■ The task ■
The reply should repeat all of the data word for word, with no pictures.

■ Given records ■
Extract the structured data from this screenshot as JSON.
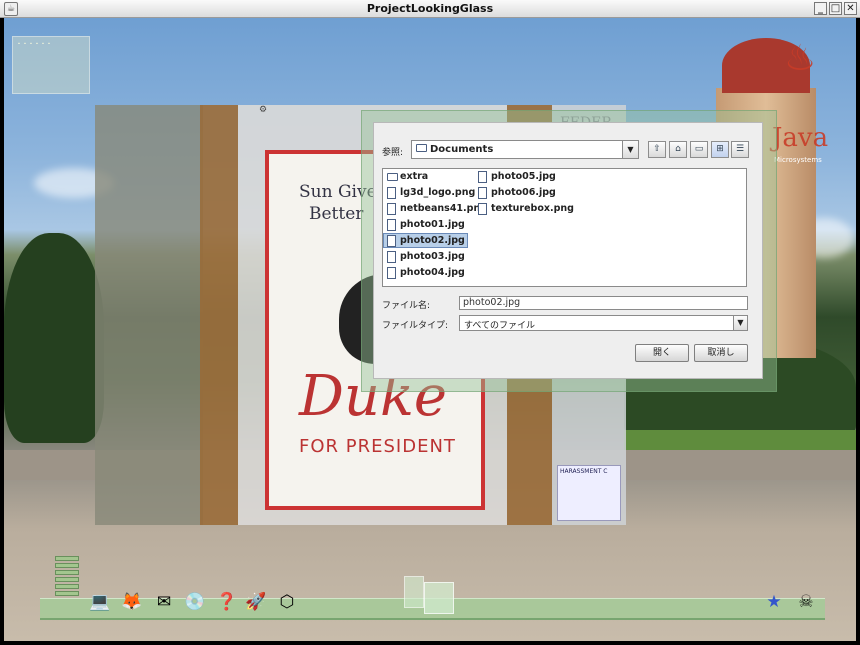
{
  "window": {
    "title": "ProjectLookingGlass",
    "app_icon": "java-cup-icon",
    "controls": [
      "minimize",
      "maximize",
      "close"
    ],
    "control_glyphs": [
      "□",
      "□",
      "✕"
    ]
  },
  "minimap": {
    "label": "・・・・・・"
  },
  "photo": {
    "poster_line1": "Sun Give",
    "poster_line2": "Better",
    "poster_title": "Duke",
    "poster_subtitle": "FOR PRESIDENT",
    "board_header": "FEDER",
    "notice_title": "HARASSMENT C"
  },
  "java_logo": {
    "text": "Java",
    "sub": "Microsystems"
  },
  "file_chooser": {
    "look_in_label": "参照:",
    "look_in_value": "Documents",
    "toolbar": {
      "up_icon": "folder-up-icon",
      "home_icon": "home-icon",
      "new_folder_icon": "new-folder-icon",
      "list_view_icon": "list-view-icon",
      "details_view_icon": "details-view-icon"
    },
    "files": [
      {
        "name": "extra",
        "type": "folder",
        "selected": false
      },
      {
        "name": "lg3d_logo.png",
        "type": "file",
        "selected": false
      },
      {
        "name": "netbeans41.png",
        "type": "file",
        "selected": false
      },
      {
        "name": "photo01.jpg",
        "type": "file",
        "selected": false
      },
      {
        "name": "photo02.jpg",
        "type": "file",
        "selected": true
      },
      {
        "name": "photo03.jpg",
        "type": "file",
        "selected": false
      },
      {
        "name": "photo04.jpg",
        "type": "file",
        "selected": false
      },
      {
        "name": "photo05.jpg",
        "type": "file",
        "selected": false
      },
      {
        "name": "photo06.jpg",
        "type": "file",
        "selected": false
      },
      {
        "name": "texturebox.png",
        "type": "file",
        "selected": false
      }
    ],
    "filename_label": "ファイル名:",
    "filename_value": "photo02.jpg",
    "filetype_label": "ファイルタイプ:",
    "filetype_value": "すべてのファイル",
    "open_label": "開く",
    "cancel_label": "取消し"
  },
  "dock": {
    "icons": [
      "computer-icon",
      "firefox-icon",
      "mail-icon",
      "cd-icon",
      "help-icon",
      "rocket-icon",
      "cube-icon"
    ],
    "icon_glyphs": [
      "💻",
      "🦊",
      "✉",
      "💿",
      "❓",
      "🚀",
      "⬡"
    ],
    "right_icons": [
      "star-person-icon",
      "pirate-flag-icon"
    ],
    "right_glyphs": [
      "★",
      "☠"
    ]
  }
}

■ Exercise output ■
Extract the structured data from this screenshot as JSON.
{
  "window": {
    "title": "ProjectLookingGlass",
    "app_icon": "java-cup-icon",
    "controls": [
      "minimize",
      "maximize",
      "close"
    ],
    "control_glyphs": [
      "□",
      "□",
      "✕"
    ]
  },
  "minimap": {
    "label": "・・・・・・"
  },
  "photo": {
    "poster_line1": "Sun Give",
    "poster_line2": "Better",
    "poster_title": "Duke",
    "poster_subtitle": "FOR PRESIDENT",
    "board_header": "FEDER",
    "notice_title": "HARASSMENT C"
  },
  "java_logo": {
    "text": "Java",
    "sub": "Microsystems"
  },
  "file_chooser": {
    "look_in_label": "参照:",
    "look_in_value": "Documents",
    "toolbar": {
      "up_icon": "folder-up-icon",
      "home_icon": "home-icon",
      "new_folder_icon": "new-folder-icon",
      "list_view_icon": "list-view-icon",
      "details_view_icon": "details-view-icon"
    },
    "files": [
      {
        "name": "extra",
        "type": "folder",
        "selected": false
      },
      {
        "name": "lg3d_logo.png",
        "type": "file",
        "selected": false
      },
      {
        "name": "netbeans41.png",
        "type": "file",
        "selected": false
      },
      {
        "name": "photo01.jpg",
        "type": "file",
        "selected": false
      },
      {
        "name": "photo02.jpg",
        "type": "file",
        "selected": true
      },
      {
        "name": "photo03.jpg",
        "type": "file",
        "selected": false
      },
      {
        "name": "photo04.jpg",
        "type": "file",
        "selected": false
      },
      {
        "name": "photo05.jpg",
        "type": "file",
        "selected": false
      },
      {
        "name": "photo06.jpg",
        "type": "file",
        "selected": false
      },
      {
        "name": "texturebox.png",
        "type": "file",
        "selected": false
      }
    ],
    "filename_label": "ファイル名:",
    "filename_value": "photo02.jpg",
    "filetype_label": "ファイルタイプ:",
    "filetype_value": "すべてのファイル",
    "open_label": "開く",
    "cancel_label": "取消し"
  },
  "dock": {
    "icons": [
      "computer-icon",
      "firefox-icon",
      "mail-icon",
      "cd-icon",
      "help-icon",
      "rocket-icon",
      "cube-icon"
    ],
    "icon_glyphs": [
      "💻",
      "🦊",
      "✉",
      "💿",
      "❓",
      "🚀",
      "⬡"
    ],
    "right_icons": [
      "star-person-icon",
      "pirate-flag-icon"
    ],
    "right_glyphs": [
      "★",
      "☠"
    ]
  }
}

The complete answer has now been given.